Saturday, October 2, 2010
weekend reflection: Reverse bungy
I live and work in the suburbs and don't usually go to the city. Last Saturday, we met a visitor, and I took a lot of photos of tall glass buildings.
The Reverse Bungee (or catapult bungee, or Ejecton Seat) is a modern type of fairground ride that was invented by Troy Griffin in 1995. His dream was to create a safer, yet more extreme bungee jumping experience.
The ride consists of two telescopic gantry towers mounted on a platform, feeding two elastic ropes down to a two person passenger car constructed from an open sphere of tubular steel. The passenger car is secured to the platform with an electro-magnetic latch as the elastic ropes are stretched.

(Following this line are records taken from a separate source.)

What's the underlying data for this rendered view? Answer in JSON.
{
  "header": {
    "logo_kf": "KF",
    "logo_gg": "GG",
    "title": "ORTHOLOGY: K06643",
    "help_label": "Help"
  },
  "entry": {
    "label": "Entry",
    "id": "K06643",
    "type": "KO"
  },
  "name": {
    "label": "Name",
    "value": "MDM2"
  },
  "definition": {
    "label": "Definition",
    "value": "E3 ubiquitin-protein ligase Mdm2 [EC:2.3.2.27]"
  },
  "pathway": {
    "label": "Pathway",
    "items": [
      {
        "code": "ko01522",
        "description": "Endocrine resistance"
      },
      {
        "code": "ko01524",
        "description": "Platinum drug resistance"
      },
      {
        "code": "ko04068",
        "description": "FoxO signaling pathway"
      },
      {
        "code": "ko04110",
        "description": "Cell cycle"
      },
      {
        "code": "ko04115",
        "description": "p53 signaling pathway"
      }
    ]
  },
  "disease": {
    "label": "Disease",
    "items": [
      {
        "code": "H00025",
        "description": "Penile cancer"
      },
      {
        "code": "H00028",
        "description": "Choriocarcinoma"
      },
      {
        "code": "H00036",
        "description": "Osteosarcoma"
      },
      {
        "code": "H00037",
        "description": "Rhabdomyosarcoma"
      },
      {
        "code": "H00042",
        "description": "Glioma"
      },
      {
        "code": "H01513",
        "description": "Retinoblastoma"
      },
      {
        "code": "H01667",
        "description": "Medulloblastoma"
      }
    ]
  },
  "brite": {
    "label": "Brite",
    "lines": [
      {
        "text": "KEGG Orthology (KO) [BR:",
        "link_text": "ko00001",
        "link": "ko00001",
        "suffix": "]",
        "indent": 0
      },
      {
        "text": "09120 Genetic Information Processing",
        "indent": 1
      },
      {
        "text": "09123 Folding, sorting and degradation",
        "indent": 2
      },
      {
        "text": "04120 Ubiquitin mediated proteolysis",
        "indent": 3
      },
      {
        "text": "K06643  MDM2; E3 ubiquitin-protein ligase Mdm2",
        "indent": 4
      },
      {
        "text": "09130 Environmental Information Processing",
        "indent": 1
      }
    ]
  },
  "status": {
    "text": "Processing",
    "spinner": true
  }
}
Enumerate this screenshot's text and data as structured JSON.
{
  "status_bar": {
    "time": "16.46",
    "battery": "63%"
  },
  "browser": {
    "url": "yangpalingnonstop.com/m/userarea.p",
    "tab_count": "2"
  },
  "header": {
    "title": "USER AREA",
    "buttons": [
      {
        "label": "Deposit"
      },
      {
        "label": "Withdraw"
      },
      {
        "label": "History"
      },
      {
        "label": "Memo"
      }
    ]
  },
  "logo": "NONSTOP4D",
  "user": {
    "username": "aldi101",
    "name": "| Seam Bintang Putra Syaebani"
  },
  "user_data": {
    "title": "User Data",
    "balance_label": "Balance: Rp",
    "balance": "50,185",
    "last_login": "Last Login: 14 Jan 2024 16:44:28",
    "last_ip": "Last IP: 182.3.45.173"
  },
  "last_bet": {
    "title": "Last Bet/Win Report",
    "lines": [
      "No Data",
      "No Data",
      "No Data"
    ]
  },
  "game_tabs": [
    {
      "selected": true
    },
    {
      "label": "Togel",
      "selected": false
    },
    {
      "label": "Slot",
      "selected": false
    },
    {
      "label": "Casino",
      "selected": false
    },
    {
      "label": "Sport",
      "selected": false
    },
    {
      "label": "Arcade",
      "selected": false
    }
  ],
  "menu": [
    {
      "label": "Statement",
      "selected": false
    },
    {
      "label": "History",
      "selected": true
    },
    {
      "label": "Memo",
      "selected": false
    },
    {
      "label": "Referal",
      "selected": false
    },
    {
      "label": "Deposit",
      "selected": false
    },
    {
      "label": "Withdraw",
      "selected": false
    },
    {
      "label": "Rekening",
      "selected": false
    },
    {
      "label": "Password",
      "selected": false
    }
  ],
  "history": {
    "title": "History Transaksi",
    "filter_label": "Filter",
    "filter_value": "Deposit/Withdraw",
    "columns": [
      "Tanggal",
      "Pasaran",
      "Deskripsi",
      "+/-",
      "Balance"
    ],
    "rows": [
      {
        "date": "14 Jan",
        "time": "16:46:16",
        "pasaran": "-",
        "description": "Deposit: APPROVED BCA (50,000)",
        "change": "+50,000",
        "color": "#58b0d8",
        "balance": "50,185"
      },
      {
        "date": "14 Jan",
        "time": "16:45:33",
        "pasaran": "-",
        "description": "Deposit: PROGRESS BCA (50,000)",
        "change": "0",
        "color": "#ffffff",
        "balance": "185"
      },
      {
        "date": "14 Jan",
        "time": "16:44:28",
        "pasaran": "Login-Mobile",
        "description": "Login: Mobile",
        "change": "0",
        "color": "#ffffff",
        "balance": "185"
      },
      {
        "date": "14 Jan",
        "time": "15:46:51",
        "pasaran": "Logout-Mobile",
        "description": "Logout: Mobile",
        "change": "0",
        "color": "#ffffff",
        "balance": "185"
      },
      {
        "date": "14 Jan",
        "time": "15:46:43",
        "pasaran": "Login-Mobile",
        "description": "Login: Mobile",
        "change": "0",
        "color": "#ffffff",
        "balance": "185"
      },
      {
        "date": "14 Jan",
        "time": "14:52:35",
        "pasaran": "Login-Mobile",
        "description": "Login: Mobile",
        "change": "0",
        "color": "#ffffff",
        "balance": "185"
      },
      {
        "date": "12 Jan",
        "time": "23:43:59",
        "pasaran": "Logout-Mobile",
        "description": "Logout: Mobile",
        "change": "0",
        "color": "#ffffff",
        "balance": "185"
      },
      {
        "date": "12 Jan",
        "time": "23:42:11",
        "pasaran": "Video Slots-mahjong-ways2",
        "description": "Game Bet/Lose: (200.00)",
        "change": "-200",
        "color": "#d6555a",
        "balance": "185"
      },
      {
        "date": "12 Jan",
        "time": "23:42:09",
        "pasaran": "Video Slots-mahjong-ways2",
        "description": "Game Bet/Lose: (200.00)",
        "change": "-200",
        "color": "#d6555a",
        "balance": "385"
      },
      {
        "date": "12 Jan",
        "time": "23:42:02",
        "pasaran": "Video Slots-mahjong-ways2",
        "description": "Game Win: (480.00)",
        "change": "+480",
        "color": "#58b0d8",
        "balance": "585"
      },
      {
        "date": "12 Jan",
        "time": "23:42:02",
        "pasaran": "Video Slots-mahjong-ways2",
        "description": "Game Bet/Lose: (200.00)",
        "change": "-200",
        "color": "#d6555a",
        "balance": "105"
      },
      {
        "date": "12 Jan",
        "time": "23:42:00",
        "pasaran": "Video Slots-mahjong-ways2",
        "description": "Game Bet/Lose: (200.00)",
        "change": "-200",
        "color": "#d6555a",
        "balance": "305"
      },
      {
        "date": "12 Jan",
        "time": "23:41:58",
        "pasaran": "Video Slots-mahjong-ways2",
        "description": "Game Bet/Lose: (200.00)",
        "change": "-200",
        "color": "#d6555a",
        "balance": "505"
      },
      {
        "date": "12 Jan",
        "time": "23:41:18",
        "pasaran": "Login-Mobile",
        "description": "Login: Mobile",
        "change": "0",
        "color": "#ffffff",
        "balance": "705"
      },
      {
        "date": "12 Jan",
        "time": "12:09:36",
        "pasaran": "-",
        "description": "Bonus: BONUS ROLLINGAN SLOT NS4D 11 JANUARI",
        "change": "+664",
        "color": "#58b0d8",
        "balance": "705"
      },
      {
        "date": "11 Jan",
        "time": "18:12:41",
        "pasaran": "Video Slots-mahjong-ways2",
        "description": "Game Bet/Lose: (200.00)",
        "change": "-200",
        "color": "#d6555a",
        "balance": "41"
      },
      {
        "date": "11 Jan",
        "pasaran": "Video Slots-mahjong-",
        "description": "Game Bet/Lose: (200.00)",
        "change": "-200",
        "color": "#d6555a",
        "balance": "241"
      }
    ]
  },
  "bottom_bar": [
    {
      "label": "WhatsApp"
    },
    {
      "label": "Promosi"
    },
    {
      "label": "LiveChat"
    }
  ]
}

When the electromagnet is turned off, the passenger car is catapulted vertically with a g-force of 3–5, reaching an altitude of between 50 and 80 metres (180–260 ft).
The passenger sphere is free to rotate between the two ropes, giving the riders a chaotic and disorienting ride. After several bounces, the ropes are relaxed and the passengers are lowered back to the launch position.
This photo was taken in Down town Auckland at Victoria Street near to the Sky Tower.
In Singapore, they have it at Clarke Quay.